Dataset items:
━━━━━━

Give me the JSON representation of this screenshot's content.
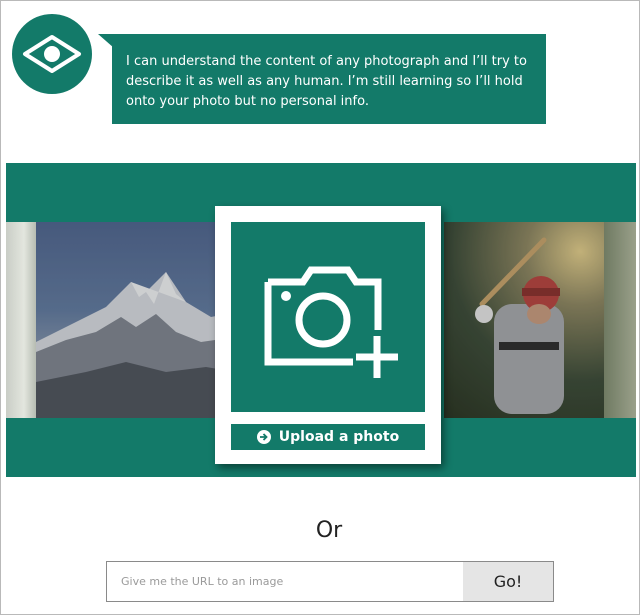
{
  "intro": {
    "message": "I can understand the content of any photograph and I’ll try to describe it as well as any human. I’m still learning so I’ll hold onto your photo but no personal info."
  },
  "banner": {
    "photos": [
      "mountain-photo",
      "baseball-photo"
    ]
  },
  "upload": {
    "button_label": "Upload a photo"
  },
  "alt": {
    "or_label": "Or"
  },
  "url_form": {
    "placeholder": "Give me the URL to an image",
    "value": "",
    "go_label": "Go!"
  },
  "colors": {
    "brand_teal": "#137a69",
    "go_button_bg": "#e5e5e5"
  },
  "icons": {
    "logo": "eye-diamond-icon",
    "upload_area": "camera-plus-icon",
    "upload_button": "arrow-right-circle-icon"
  }
}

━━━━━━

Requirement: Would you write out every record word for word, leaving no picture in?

Final answer:
Give me the JSON representation of this screenshot's content.
{
  "intro": {
    "message": "I can understand the content of any photograph and I’ll try to describe it as well as any human. I’m still learning so I’ll hold onto your photo but no personal info."
  },
  "banner": {
    "photos": [
      "mountain-photo",
      "baseball-photo"
    ]
  },
  "upload": {
    "button_label": "Upload a photo"
  },
  "alt": {
    "or_label": "Or"
  },
  "url_form": {
    "placeholder": "Give me the URL to an image",
    "value": "",
    "go_label": "Go!"
  },
  "colors": {
    "brand_teal": "#137a69",
    "go_button_bg": "#e5e5e5"
  },
  "icons": {
    "logo": "eye-diamond-icon",
    "upload_area": "camera-plus-icon",
    "upload_button": "arrow-right-circle-icon"
  }
}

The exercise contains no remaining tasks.